          “Of course it is,” he said sadly, “and you know it as well as I do. It’s inevitable that Clyntahn, at least, will find more enemies among the vicarate. Whether they’re really there or not is immaterial as far as that’s concerned! And” — his eyes narrowed as they gazed into hers — “you and I both know that what you and your agents are up to in the Temple Lands will only make that worse.”

          “Do you think I’m wrong to do it, then?” she asked levelly, meeting his eyes without flinching.

          “No,” he said after a moment, his voice even sadder. “I hate what it’s going to cost, and I have more than a few concerns for your immortal soul, my dear, but I don’t think you’re wrong. There’s a difference between not being wrong and being right, but I don’t think there is any ‘right’ choice for you, and the Writ tells us no true son or daughter of God can stand idle when His work needs to be done. And dreadful as I think some of the consequences of your efforts are likely to prove, I’m afraid what you’re set upon truly is God’s work.”

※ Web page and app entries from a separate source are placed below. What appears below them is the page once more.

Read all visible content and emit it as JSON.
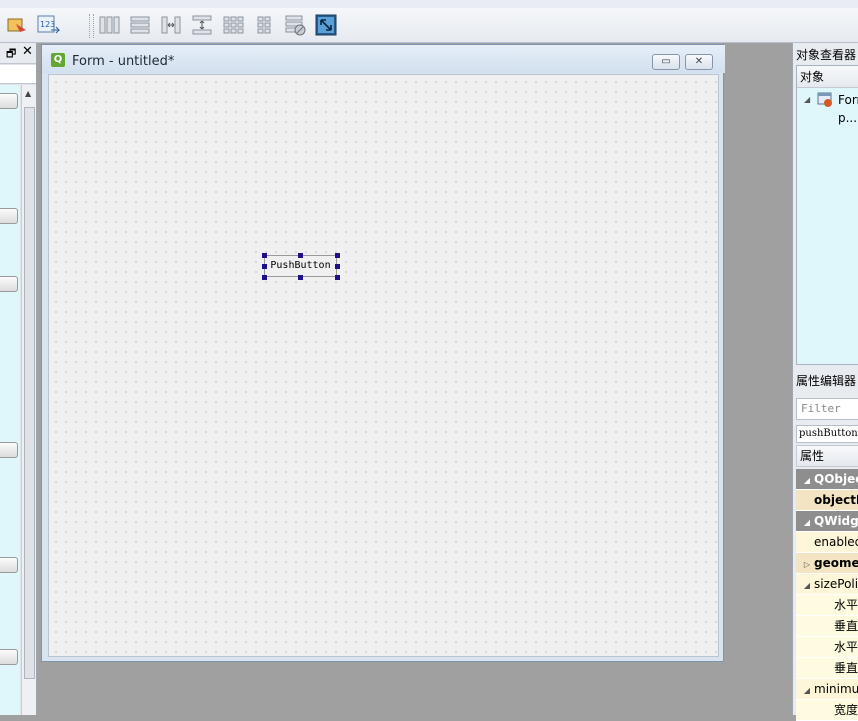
{
  "toolbar": {
    "buttons": [
      "edit-signals-icon",
      "tab-order-icon",
      "layout-horizontal-icon",
      "layout-vertical-icon",
      "layout-h-splitter-icon",
      "layout-v-splitter-icon",
      "layout-grid-icon",
      "layout-form-icon",
      "break-layout-icon",
      "adjust-size-icon"
    ]
  },
  "form_window": {
    "title": "Form - untitled*",
    "minimize_glyph": "▭",
    "close_glyph": "✕",
    "push_button_label": "PushButton"
  },
  "object_inspector": {
    "title": "对象查看器",
    "column_header": "对象",
    "items": [
      "Form",
      "p..."
    ]
  },
  "property_editor": {
    "title": "属性编辑器",
    "filter_placeholder": "Filter",
    "object_class": "pushButton : QPushButton",
    "column_header": "属性",
    "rows": [
      {
        "label": "QObject",
        "kind": "group",
        "arrow": "◢"
      },
      {
        "label": "objectName",
        "kind": "bold",
        "arrow": ""
      },
      {
        "label": "QWidget",
        "kind": "group",
        "arrow": "◢"
      },
      {
        "label": "enabled",
        "kind": "normal",
        "arrow": ""
      },
      {
        "label": "geometry",
        "kind": "bold",
        "arrow": "▷"
      },
      {
        "label": "sizePolicy",
        "kind": "normal",
        "arrow": "◢"
      },
      {
        "label": "水平策略",
        "kind": "child",
        "arrow": ""
      },
      {
        "label": "垂直策略",
        "kind": "child",
        "arrow": ""
      },
      {
        "label": "水平伸展",
        "kind": "child",
        "arrow": ""
      },
      {
        "label": "垂直伸展",
        "kind": "child",
        "arrow": ""
      },
      {
        "label": "minimumSize",
        "kind": "normal",
        "arrow": "◢"
      },
      {
        "label": "宽度",
        "kind": "child",
        "arrow": ""
      }
    ]
  },
  "colors": {
    "group_row": "#8e8e8e",
    "object_row": "#f3e5c3",
    "normal_row": "#fef6d8",
    "child_row": "#fefbe0",
    "panel_bg": "#dff7fb"
  }
}
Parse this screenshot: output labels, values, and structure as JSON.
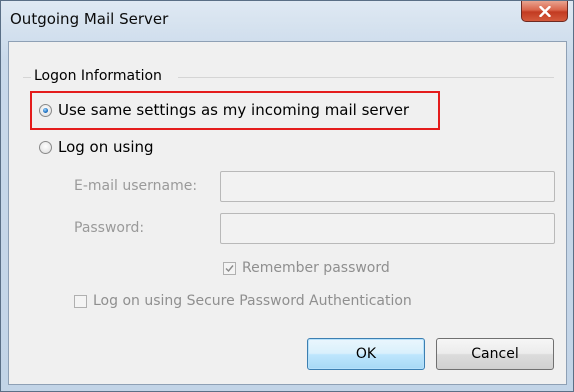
{
  "window": {
    "title": "Outgoing Mail Server",
    "close_glyph": "X"
  },
  "logon_group": {
    "title": "Logon Information"
  },
  "options": {
    "use_same_label": "Use same settings as my incoming mail server",
    "use_same_checked": true,
    "log_on_using_label": "Log on using",
    "log_on_using_checked": false
  },
  "fields": {
    "email_username_label": "E-mail username:",
    "email_username_value": "",
    "password_label": "Password:",
    "password_value": ""
  },
  "checkboxes": {
    "remember_password_label": "Remember password",
    "remember_password_checked": true,
    "spa_label": "Log on using Secure Password Authentication",
    "spa_checked": false
  },
  "buttons": {
    "ok_label": "OK",
    "cancel_label": "Cancel"
  },
  "colors": {
    "highlight": "#e41c1c",
    "close_button": "#c23b22",
    "radio_dot": "#1c6fc0"
  },
  "icons": {
    "close": "close-icon",
    "checkmark": "checkmark-icon"
  }
}
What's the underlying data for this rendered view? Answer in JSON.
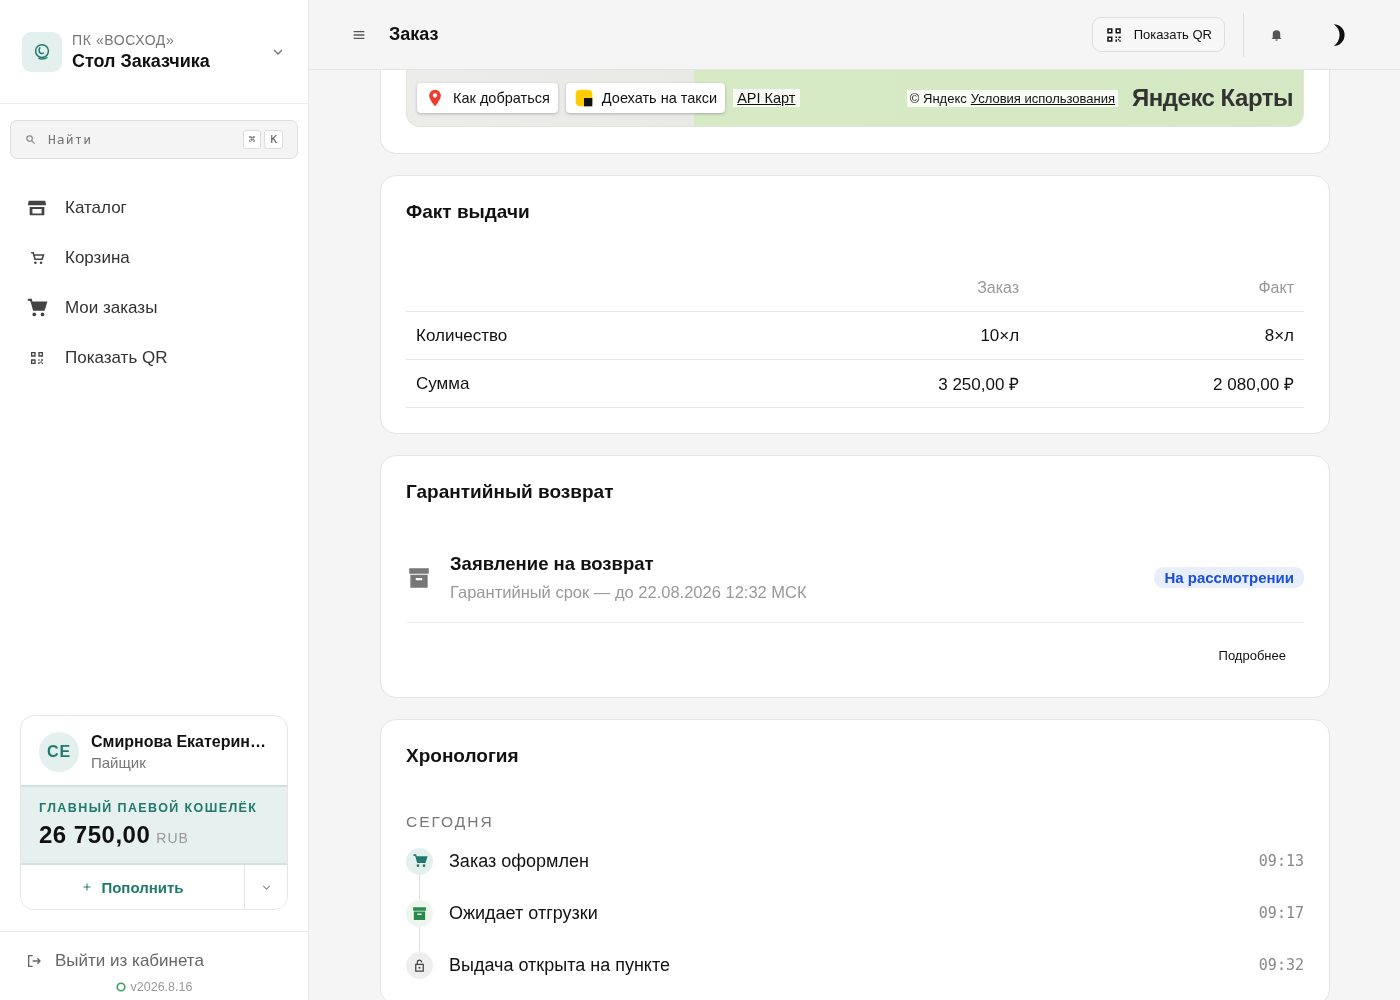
{
  "sidebar": {
    "org": "ПК «ВОСХОД»",
    "app": "Стол Заказчика",
    "search": {
      "placeholder": "Найти",
      "keys": [
        "⌘",
        "K"
      ]
    },
    "items": [
      {
        "kind": "store",
        "label": "Каталог"
      },
      {
        "kind": "cart-small",
        "label": "Корзина"
      },
      {
        "kind": "cart",
        "label": "Мои заказы"
      },
      {
        "kind": "qr",
        "label": "Показать QR"
      }
    ],
    "user": {
      "initials": "СЕ",
      "name": "Смирнова Екатерин…",
      "role": "Пайщик"
    },
    "wallet": {
      "label": "ГЛАВНЫЙ ПАЕВОЙ КОШЕЛЁК",
      "amount": "26 750,00",
      "currency": "RUB",
      "action": "Пополнить"
    },
    "logout": "Выйти из кабинета",
    "version": "v2026.8.16"
  },
  "topbar": {
    "title": "Заказ",
    "qr_button": "Показать QR"
  },
  "map": {
    "route_button": "Как добраться",
    "taxi_button": "Доехать на такси",
    "api_link": "API Карт",
    "copyright": "© Яндекс",
    "terms_link": "Условия использования",
    "logo": "Яндекс Карты"
  },
  "fact": {
    "title": "Факт выдачи",
    "columns": [
      "Заказ",
      "Факт"
    ],
    "rows": [
      {
        "label": "Количество",
        "order": "10×л",
        "fact": "8×л"
      },
      {
        "label": "Сумма",
        "order": "3 250,00 ₽",
        "fact": "2 080,00 ₽"
      }
    ]
  },
  "warranty": {
    "title": "Гарантийный возврат",
    "claim": {
      "title": "Заявление на возврат",
      "subtitle": "Гарантийный срок — до 22.08.2026 12:32 МСК",
      "status": "На рассмотрении"
    },
    "more_link": "Подробнее"
  },
  "timeline": {
    "title": "Хронология",
    "groups": [
      {
        "label": "СЕГОДНЯ",
        "events": [
          {
            "kind": "cart",
            "text": "Заказ оформлен",
            "time": "09:13"
          },
          {
            "kind": "archive",
            "text": "Ожидает отгрузки",
            "time": "09:17"
          },
          {
            "kind": "lock",
            "text": "Выдача открыта на пункте",
            "time": "09:32"
          }
        ]
      }
    ]
  }
}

          “I hope you’re right, Your Eminence. And I think you are, although I try to remember that that could be my own anger and my own hatred speaking, not God. Sometimes I don’t think there’s a difference anymore.”

          “Which is why I have those concerns for your soul,” he said gently. “It’s always possible to do God’s work for the wrong reasons, just as it’s possible to do terrible things with the best of all possible motives. It would be a wonderful thing if He gave us the gift of fighting evil without learning to hate along the way, but I suspect only the greatest and brightest of souls ever manage that.”

          “Then I hope I’ll have your prayers, Your Eminence.”

          “My prayers for your soul and for your success, alike.” He smiled again, a bit crookedly. “It would be my pleasure, as well as my duty, to commend a soul such as yours to God under any circumstances. And given the debt I owe you, it would be downright churlish of me not to.”

          “Oh, nonsense!” She struck him gently on the shoulder. “It was my pleasure. I only wish” — her expression darkened — “I’d been able to get more of the others out.”

          “You snatched scores of innocent victims out of Clyntahn’s grasp,” he said, his tone suddenly sterner. “Women and children who would have been tortured and butchered in that parody of justice of his, be they ever so blameless and innocent! Langhorne said ‘As you have done unto the least of God’s children, for good or ill, so you have done unto me.’ Remember that and never doubt for one moment that all that innocent blood will weigh heavily in your favor when the time comes for you to face him and God.”

          “I try to remember that,” she half-whispered, turning back to the window and gazing sightlessly out across the bay. “I try. But then I think of all the ones we had to leave behind. Not just the Circle, Your Eminence, all of them.”